Probably the smartest thing you can do upon becoming the owner of a personal drone is to pay a visit to the nearest Academy of Model Aeronautics Flying Field. There you can touch base with other operators who are familiar with the rules of the road and courteous behavior, and who have insights into the skills necessary to safely operate remotely piloted aircraft. Most importantly, you can then develop a training program to become familiar with your new toy before putting it at risk or posing a hazard or annoyance to others. Even assuming that the new drone owner takes the time to learn the nuances of control before diving in, there are some serious operational considerations for the casual user that are essential to learn at the outset. At the top of the list is avoiding air traffic, which means staying at least five miles from airports and remaining below 400 feet above ground level. Staying out of restricted airspace is essential. Examples run the gamut from Washington DC’s Flight Restricted Zone (FRZ), which covers nearly the whole of the Beltway region, to Camp David, Department of Defense facilities, and nuclear power plants. National Parks are also off limits to drone operators. States and localities are also passing their own regulations that can vary widely. This requires an awareness of airspace and policy that is foreign to the non-pilot.
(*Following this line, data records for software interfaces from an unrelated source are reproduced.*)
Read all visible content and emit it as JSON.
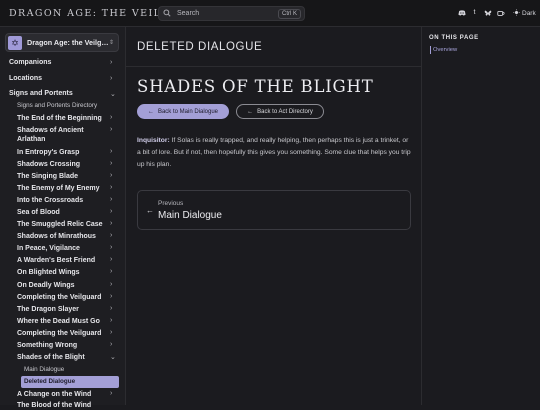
{
  "header": {
    "site_title": "DRAGON AGE: THE VEILGUARD",
    "search_placeholder": "Search",
    "search_shortcut": "Ctrl K",
    "social_icons": [
      "discord-icon",
      "tumblr-icon",
      "bluesky-icon",
      "kofi-icon"
    ],
    "theme_label": "Dark"
  },
  "sidebar": {
    "guide_name": "Dragon Age: the Veilg…",
    "sections": [
      "Companions",
      "Locations",
      "Signs and Portents"
    ],
    "directory_label": "Signs and Portents Directory",
    "items": [
      "The End of the Beginning",
      "Shadows of Ancient Arlathan",
      "In Entropy's Grasp",
      "Shadows Crossing",
      "The Singing Blade",
      "The Enemy of My Enemy",
      "Into the Crossroads",
      "Sea of Blood",
      "The Smuggled Relic Case",
      "Shadows of Minrathous",
      "In Peace, Vigilance",
      "A Warden's Best Friend",
      "On Blighted Wings",
      "On Deadly Wings",
      "Completing the Veilguard",
      "The Dragon Slayer",
      "Where the Dead Must Go",
      "Completing the Veilguard",
      "Something Wrong",
      "Shades of the Blight"
    ],
    "leaf_main": "Main Dialogue",
    "leaf_active": "Deleted Dialogue",
    "after_item": "A Change on the Wind",
    "cut_item": "The Blood of the Wind"
  },
  "main": {
    "eyebrow": "DELETED DIALOGUE",
    "title": "SHADES OF THE BLIGHT",
    "btn_main": "Back to Main Dialogue",
    "btn_act": "Back to Act Directory",
    "speaker": "Inquisitor:",
    "dialogue_text": " If Solas is really trapped, and really helping, then perhaps this is just a trinket, or a bit of lore. But if not, then hopefully this gives you something. Some clue that helps you trip up his plan.",
    "prev_label": "Previous",
    "prev_title": "Main Dialogue"
  },
  "toc": {
    "title": "ON THIS PAGE",
    "link": "Overview"
  },
  "colors": {
    "accent": "#a39fd6",
    "background": "#1b1b1f",
    "sidebar_bg": "#1e1e22"
  }
}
Even when avoiding aircraft and problematic airspace, there is much to consider. Drones at sporting events are an invitation to big trouble, but so is flight in urban environments – or any built up environment for that matter. The Canadian commonsense rule of not flying within 150 meters of people, animals, structures, or vehicles will save many tears.
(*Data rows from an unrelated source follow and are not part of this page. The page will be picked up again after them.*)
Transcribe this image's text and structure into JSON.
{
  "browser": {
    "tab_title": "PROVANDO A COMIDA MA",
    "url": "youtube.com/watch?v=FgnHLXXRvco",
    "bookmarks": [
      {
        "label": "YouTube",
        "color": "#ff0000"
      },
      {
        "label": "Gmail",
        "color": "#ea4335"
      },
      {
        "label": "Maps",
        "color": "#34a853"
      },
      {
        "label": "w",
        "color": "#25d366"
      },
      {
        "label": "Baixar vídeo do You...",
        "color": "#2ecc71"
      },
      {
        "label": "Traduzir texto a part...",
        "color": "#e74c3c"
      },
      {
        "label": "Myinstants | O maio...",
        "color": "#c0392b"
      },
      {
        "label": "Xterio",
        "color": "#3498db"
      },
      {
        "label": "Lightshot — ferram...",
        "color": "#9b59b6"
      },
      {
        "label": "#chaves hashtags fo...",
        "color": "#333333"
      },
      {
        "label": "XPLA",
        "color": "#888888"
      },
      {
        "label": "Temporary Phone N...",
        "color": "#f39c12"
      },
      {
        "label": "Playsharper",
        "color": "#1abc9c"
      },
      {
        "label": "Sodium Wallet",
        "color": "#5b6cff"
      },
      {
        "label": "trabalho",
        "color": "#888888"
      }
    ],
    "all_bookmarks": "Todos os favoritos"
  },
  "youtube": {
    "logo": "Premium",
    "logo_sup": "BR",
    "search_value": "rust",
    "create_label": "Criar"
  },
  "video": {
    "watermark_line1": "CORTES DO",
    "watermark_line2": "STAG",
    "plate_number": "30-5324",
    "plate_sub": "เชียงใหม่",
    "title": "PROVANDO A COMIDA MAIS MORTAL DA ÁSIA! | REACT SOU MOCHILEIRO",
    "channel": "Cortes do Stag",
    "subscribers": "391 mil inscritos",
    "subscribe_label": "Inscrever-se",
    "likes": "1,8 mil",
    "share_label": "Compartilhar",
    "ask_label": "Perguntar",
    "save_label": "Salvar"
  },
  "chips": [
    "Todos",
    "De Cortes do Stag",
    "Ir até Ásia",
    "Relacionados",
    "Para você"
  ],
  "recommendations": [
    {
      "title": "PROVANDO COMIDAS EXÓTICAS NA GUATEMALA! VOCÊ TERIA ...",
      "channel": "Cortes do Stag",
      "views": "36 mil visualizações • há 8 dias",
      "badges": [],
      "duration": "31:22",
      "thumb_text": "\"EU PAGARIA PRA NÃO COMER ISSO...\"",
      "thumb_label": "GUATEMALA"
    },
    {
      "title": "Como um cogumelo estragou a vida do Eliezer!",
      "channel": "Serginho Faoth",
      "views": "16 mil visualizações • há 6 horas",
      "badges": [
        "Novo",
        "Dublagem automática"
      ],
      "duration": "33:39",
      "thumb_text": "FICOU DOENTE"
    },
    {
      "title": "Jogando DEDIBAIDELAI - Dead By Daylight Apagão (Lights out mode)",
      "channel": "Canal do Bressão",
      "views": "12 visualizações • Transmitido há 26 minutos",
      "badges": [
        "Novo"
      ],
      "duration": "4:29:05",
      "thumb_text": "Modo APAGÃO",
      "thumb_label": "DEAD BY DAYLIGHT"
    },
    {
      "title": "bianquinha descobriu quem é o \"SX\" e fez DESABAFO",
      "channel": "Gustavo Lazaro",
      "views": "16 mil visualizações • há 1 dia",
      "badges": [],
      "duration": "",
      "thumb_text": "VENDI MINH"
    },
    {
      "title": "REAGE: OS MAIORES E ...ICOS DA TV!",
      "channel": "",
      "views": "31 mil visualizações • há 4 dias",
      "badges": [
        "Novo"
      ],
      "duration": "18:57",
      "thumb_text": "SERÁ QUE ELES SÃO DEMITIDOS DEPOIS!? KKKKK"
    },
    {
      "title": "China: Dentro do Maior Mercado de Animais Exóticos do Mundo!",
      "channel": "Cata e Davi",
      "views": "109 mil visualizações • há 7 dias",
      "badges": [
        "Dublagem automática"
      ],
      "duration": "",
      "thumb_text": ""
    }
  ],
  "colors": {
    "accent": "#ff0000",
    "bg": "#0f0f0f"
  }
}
What Not to Do #6: Flying near landmarks is likely to bring unwanted police attention, and puts the hobby into a negative light.
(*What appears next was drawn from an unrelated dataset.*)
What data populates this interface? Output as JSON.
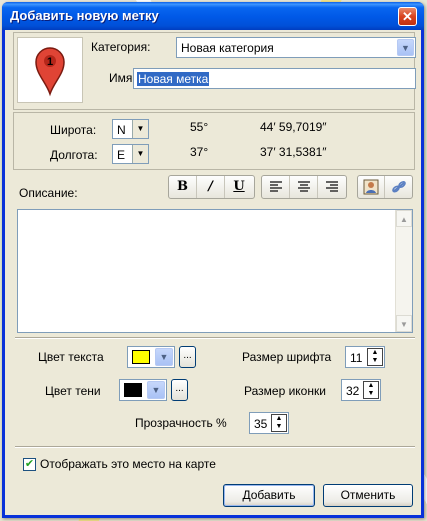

One of the hottest trends in remote piloting is the use of First Person View to make it feel as if you are actually in the cockpit of the drone through the use of VR goggles. However, this is strictly off limits according to the FAA and the drone must remain within the line of sight of the operator at all times. Lastly, the FAA is reasonably tolerant of well-behaved hobbyists, but if you are going to use the drone in support of commercial activity, you need to know you are entering some highly contested waters. There are only a handful of officially sanctioned operations at present. There are hundreds, if not thousands of others in this country who are using sUAS in unsanctioned operations (tune into nearly any reality TV show to see for yourself). However, such operations will be under increasing scrutiny and the liability exposure could be significant as most policies are not likely to cover extralegal commercial operations with sUAS. So be good [with your drone] for goodness sake! – lest you incur the wrath of the FAA (or Krampus). Note: The FAA has just released its own web page and video briefing on what to do with your new holiday drone. Roger Connor is a museum specialist in the Aeronautics Department who curates the museum’s drone collection.